What the exercise asks.
Only the lines with "group" in the entries below belong in the answer; please copy them.

Data in this exercise.

◆ ◆ ◆ ◆ ◆

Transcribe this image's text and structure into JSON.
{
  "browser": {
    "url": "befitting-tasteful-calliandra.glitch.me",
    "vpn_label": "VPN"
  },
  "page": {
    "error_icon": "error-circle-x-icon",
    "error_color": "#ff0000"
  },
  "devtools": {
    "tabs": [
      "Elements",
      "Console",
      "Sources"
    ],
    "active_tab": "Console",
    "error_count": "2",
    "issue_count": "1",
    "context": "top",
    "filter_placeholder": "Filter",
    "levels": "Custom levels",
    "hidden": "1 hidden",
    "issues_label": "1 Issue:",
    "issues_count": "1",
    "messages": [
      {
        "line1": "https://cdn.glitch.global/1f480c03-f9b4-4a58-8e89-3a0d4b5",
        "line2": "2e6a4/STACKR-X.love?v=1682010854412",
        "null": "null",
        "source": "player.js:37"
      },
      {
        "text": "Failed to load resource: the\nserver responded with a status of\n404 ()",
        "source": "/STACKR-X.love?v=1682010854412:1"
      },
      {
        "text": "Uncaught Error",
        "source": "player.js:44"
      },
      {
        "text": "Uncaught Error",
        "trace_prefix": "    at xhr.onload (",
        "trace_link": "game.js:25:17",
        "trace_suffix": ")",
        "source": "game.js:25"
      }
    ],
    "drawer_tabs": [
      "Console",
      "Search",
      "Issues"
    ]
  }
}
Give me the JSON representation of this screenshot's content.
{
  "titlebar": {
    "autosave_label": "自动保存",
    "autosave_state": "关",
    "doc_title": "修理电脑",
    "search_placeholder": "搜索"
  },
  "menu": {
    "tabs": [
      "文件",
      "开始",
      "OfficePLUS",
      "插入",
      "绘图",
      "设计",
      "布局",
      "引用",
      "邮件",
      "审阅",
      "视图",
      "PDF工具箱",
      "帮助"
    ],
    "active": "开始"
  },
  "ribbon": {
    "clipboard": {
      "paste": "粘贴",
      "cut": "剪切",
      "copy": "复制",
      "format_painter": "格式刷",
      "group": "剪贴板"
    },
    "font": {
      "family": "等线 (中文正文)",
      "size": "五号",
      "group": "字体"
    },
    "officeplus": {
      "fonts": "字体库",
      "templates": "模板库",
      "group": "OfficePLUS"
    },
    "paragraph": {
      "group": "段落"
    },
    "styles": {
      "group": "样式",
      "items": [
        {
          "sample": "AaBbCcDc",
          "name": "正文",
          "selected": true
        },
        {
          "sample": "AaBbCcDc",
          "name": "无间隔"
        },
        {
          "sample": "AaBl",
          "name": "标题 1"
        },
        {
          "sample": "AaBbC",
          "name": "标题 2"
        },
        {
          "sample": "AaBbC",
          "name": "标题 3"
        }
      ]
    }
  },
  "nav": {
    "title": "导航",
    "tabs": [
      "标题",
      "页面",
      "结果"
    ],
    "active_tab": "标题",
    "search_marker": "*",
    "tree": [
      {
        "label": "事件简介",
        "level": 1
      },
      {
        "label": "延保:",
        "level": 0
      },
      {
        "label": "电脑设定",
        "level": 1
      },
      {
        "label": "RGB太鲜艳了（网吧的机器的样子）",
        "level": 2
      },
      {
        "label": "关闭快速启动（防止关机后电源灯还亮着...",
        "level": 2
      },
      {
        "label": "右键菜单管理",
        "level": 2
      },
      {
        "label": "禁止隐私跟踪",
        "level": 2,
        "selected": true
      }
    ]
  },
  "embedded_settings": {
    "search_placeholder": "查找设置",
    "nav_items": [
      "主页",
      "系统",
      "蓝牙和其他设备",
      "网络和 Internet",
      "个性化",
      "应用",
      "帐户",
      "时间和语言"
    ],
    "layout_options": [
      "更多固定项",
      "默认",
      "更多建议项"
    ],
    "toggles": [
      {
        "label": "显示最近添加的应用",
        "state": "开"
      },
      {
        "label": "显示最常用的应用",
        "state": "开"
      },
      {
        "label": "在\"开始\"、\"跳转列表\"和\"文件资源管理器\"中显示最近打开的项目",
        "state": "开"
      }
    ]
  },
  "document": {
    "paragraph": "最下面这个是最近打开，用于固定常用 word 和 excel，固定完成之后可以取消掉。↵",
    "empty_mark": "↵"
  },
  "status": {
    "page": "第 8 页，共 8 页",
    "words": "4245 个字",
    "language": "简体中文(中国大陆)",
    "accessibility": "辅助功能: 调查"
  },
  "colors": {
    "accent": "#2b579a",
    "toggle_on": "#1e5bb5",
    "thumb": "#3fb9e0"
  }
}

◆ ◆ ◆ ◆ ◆

Expected output.
      "group": "剪贴板"
      "group": "字体"
      "group": "OfficePLUS"
      "group": "段落"
      "group": "样式",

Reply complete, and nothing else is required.